What I write.

The first title of this post was: I write crap. I changed it though and the rest of this post is about why and why I would call my writing crap.

A little while ago (could be months or weeks) I read a blog somewhere about how writers will sometimes talk about their writing and confess that they are writing total crap. I do this. I know other writers do also (because I read their blogs and whine together with them). But what this other blog took up was the readers’ responses to reading such statements. Something I bizarrely never considered before. If I remember correctly, readers asked questions about why should they buy a book if a writer thinks she’s writing crap? And why do editors buy this drivel is it’s really so bad? And what does it make a reader if said reader likes the crap book in question?

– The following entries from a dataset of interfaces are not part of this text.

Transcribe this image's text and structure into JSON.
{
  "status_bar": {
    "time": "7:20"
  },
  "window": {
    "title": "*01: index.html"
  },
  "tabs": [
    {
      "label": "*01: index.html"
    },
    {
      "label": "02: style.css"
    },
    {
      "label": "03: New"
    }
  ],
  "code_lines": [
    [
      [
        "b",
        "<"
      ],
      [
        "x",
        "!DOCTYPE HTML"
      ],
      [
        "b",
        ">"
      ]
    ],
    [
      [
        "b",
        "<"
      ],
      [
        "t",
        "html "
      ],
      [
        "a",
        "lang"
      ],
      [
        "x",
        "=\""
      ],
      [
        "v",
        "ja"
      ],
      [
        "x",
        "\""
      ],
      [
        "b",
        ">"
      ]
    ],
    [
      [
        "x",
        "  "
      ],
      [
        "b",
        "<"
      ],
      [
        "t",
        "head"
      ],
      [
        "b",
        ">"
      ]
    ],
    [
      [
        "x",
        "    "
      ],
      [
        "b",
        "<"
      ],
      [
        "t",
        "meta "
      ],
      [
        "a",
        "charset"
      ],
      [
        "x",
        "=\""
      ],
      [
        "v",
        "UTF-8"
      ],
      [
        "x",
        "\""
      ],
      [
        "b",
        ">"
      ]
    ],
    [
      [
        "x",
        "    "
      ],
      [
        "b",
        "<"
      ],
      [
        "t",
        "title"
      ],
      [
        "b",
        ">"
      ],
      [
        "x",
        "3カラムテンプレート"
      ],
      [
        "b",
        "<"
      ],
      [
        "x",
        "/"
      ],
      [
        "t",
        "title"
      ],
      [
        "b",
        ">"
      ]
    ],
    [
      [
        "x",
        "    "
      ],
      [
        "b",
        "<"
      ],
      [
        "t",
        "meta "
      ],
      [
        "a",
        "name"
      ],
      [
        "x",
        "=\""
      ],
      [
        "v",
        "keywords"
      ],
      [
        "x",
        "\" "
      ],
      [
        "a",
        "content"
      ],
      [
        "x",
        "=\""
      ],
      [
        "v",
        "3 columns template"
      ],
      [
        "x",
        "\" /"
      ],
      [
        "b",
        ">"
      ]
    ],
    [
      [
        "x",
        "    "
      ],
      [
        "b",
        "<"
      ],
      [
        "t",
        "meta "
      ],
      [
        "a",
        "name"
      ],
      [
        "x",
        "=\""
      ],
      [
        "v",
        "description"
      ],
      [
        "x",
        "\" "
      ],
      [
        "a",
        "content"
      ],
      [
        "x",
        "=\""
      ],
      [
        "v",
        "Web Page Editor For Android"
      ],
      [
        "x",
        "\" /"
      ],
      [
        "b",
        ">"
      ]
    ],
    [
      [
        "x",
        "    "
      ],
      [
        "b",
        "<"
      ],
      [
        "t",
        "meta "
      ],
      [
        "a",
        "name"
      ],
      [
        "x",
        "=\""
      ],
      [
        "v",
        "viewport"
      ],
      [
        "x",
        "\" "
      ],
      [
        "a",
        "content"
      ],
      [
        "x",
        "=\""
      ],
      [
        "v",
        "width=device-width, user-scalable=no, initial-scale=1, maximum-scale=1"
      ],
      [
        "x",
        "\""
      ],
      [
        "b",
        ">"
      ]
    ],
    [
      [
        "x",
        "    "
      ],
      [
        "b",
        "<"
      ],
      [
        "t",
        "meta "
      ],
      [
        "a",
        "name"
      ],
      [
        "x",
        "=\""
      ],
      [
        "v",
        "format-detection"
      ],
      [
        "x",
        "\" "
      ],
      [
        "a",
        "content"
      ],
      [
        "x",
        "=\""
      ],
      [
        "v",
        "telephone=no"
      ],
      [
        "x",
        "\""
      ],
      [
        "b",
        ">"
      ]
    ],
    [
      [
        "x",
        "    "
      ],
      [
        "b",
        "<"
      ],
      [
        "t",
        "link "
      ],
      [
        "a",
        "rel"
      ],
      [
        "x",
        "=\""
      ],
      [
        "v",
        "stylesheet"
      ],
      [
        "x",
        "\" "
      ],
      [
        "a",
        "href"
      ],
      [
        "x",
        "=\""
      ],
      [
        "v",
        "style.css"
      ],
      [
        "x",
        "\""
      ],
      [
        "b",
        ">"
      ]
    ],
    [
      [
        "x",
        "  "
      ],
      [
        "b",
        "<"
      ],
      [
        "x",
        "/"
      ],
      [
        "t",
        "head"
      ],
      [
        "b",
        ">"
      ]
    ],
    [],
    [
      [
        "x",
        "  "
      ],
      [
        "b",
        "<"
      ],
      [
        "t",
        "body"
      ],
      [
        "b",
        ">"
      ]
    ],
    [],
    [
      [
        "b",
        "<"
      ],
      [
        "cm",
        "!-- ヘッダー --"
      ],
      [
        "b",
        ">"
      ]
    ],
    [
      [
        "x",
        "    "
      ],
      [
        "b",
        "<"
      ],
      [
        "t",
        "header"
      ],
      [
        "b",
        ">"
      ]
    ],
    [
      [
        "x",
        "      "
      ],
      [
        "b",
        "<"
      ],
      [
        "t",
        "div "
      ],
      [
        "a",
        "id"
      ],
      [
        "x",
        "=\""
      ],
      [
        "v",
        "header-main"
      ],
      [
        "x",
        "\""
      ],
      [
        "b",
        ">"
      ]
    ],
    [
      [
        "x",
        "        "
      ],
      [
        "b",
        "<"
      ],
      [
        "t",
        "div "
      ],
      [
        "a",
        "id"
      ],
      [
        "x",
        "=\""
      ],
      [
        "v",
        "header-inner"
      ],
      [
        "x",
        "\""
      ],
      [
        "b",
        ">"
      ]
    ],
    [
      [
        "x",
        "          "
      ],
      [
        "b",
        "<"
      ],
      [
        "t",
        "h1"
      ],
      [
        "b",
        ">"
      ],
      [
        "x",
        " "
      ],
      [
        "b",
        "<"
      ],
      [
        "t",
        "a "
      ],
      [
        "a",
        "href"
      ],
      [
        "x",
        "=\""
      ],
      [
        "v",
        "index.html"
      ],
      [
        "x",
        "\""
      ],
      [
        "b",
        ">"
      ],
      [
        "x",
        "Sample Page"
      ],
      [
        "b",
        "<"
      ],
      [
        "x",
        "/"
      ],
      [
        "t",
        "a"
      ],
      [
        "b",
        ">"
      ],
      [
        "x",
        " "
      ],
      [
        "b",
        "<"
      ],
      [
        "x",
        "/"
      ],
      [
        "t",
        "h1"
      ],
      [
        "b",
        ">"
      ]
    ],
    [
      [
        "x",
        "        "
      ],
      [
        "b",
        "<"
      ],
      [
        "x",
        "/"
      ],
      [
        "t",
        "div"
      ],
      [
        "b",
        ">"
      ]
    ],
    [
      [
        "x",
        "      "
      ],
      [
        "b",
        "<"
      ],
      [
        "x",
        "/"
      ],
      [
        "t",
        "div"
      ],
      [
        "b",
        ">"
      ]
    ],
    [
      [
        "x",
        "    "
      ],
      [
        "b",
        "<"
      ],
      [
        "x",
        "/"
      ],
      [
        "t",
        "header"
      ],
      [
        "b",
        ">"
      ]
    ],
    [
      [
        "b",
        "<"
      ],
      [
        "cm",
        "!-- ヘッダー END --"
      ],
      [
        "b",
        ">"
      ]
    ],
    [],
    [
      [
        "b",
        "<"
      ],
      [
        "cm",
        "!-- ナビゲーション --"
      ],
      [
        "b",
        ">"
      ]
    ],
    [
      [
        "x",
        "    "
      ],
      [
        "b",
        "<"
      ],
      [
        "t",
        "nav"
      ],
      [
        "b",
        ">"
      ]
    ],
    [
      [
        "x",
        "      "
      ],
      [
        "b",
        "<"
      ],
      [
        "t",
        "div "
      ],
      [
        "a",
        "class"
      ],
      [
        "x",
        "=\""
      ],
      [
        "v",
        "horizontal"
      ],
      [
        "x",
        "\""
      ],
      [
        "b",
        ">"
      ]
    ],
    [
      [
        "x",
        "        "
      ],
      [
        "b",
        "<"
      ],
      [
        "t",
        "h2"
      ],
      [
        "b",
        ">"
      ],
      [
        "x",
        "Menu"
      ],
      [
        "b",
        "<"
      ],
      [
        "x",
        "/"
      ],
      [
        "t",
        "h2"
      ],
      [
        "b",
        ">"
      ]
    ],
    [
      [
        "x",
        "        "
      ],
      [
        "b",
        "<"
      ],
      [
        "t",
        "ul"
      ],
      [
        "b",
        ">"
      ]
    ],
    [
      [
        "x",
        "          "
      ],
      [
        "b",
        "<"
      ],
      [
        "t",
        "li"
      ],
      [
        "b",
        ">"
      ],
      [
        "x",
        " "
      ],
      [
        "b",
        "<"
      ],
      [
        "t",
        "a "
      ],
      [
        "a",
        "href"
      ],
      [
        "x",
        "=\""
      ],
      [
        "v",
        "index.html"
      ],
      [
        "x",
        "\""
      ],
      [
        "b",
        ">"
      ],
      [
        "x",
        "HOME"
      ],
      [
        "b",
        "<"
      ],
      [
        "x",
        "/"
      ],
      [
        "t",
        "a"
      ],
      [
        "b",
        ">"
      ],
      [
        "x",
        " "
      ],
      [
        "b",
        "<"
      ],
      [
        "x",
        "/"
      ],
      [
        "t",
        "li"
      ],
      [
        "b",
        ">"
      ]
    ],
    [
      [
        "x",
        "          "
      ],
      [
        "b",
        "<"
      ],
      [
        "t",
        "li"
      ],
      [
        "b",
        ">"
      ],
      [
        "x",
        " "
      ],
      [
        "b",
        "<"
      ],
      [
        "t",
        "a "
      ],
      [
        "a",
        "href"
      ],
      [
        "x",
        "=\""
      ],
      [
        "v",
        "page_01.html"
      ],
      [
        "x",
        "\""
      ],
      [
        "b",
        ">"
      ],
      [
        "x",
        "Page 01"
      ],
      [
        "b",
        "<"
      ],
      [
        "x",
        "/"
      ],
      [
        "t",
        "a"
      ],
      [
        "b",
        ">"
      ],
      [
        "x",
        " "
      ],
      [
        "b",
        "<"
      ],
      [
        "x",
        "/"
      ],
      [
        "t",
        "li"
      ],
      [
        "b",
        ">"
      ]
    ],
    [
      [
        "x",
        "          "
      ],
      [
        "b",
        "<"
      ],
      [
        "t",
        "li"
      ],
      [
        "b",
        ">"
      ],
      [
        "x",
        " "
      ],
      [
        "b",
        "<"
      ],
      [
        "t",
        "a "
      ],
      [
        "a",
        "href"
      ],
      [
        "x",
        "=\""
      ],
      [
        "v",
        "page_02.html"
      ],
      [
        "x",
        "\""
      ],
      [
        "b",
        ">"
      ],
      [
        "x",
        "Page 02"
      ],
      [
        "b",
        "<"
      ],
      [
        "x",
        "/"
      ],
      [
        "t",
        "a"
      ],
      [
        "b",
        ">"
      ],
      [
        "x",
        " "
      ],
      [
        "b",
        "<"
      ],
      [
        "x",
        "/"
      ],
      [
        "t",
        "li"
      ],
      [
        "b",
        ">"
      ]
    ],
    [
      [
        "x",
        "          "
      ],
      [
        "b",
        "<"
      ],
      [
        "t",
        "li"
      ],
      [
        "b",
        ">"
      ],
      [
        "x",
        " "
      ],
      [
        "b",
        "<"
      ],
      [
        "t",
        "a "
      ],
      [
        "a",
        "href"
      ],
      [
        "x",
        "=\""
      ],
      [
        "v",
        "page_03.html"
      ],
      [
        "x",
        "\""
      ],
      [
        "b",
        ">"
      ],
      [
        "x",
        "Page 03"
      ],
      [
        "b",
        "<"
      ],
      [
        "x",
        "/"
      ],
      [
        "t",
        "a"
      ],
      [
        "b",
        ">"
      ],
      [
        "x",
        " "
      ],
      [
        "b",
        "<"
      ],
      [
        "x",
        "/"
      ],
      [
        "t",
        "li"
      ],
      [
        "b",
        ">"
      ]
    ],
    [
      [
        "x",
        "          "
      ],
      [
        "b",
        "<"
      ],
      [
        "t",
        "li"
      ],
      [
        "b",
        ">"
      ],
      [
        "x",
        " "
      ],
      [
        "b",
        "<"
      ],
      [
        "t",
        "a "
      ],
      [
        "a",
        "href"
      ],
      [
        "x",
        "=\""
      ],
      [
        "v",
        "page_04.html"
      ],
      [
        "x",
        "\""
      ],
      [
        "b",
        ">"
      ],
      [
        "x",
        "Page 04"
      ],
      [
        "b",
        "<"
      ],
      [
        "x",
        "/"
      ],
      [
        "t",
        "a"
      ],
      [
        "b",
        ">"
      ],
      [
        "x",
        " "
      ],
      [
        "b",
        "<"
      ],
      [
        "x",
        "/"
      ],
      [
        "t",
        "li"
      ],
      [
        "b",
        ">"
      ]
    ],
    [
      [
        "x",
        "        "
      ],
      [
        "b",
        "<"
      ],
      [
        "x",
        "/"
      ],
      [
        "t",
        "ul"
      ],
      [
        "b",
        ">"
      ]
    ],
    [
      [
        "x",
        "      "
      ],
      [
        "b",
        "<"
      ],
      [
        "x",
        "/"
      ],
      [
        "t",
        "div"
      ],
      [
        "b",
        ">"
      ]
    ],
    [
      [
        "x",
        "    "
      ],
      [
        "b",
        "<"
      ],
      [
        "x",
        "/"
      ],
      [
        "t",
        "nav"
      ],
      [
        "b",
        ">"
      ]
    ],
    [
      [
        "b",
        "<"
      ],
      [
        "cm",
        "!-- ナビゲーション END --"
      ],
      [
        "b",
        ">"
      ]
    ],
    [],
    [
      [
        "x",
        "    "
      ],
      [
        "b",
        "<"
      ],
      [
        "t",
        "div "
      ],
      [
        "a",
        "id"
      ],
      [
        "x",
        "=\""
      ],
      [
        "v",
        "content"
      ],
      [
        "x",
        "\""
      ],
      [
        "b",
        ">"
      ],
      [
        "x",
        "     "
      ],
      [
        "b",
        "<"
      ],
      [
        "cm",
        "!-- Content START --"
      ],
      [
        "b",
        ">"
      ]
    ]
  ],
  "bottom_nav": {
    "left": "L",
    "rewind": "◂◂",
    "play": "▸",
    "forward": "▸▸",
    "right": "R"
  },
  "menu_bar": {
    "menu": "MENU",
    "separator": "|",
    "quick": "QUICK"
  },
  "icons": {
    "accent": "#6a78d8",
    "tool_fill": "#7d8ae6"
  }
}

This came up for me today because as I was looking for a bit of description in the WIP, I happened to read most of it. I’d been avoiding that, because I’ve been attempting to change my process. I’m normally a spiraling writer; I go back over previous material and then write forward, then spiral back the next day to read the older material and the new and revise it all and then go forward again. This time I was avoiding doing any of that. I was trying to write a faster draft–to get all the idea out on the page before I lost it, and also to see if I could keep more mentally stable during the process (which is to say, not reviling myself at the same time I’m trying to be creative, which creates a certain amount of freakiness of the mind).

But anyhow, I read the book. It’s drafty, of course. But I was happily surprised to find that it didn’t suck. I was really afraid it did. That’s because in writing this way, it’s sort of like starting a quilt project (not that I sew, but go with me) where you add bits and add bits, but never look at the whole pattern to see if it’s coming together. You just trust yourself to make the pattern and know you’ll go back and fix what’s wrong later. This particular book has been a challenge for me because I’ve never quite written anything like it before (in fact the same can be said about every Crosspointe book so far). There’s a lot that I’m doing here that I haven’t done before and I’ve been worried that it isn’t working (which is another reason for not going back and reading it and sabotaging myself before I even finish trying to lay down the story that’s been driving me).

Anyhow, today I discovered I actually am fairly pleased with it so far. It isn’t, in fact, crap. Now the thing is this. Most writers are completely neurotic and worry constantly whether they are writing well, telling a good story, or giving you readers your money’s worth. We live in constant fear that the next book will fail, or rather, that we as storytellers will fail it. So in some respects, calling the book crap is some sort of childish method for distracting the book gremlins and jinx-monsters from coming in and snarling up the story. But part of it is that we truly fear that it will not work. And if it doesn’t, then we don’t meet our deadlines or we don’t sell books. And that is damned scary. But the point is, the crap doesn’t make it to the shelves. We try very hard to make sure that what we send out to our editors is the good stuff, and if it isn’t, you can be damned certain the editor will bounce it back with a hefty editorial letter requiring revisions and will do so repeatedly until the book is good, or until she decides it’s unpublishable (welcome to my nightmare). So remember that when you overhear a writer bemoaning the current crappy WIP.

Because in the end it comes down to this: sometimes saying the book is crap in public is like calling out Marco! and hoping another writer is going to holler Polo! That way, you know you aren’t the only one struggling blindly. That somewhere out there someone else has faced the same obstacles and made it to the other side.

Filed under featured posts, For Novelists, learning to write. You can also use to trackback.

There are 5 comments. Get the RSS feed for comments on this entry.

  1. 1. Kate Elliott

    Omigod! This is EXACTLY what I was going to write about for my post tomorrow!

    Heh. Now I have to come up with something different.

    Anyway, yeah – what you said.

  2. 2. Misty Massey

    Polo, darling! Polo!


  3. 3. Karen Wester Newton

    It always seemed to me that it is much easier to judge someone else’s work than one’s own. I think that’s true of almost any medium, but especially writing.

    I have heard well known writers asked to pick their personal favorites name their most obscure works. Also consider those writers who got so rich and famous they could refuse to allow the editor to edit them. The general result was, their work suffered.

  4. 4. Diana Pharaoh Francis

    Kate: Muahahahahaha! I have stolen the march on you! Or perhaps it’s just the universal mind of all writers . . .

    Misty: Heh. I needed that.

    Karen: Isn’t just, though? The idea of not having someone actually edit my work is terrifying. Gah! Talk about a nightmare.

  5. 5. Jessica

    I feel like that’s true not only with my creative writing, but with my scholarship as well. Well said!

Author Information

Diana Pharaoh Francis

Diana Pharaoh Francis has written the fantasy novel trilogy that includes Path of Fate, Path of Honor and Path of Blood. Path of Fate was nominated for the Mary Roberts Rinehart Award. Recently released was The Turning Tide, third in her Crosspointe Chronicles series (look also for The Cipher and The Black Ship). In October 2009, look for Bitter Night, a contemporary fantasy. Diana teaches in the English Department at the University of Montana Western, and is an avid lover of all things chocolate. Visit site.



Browse our archives: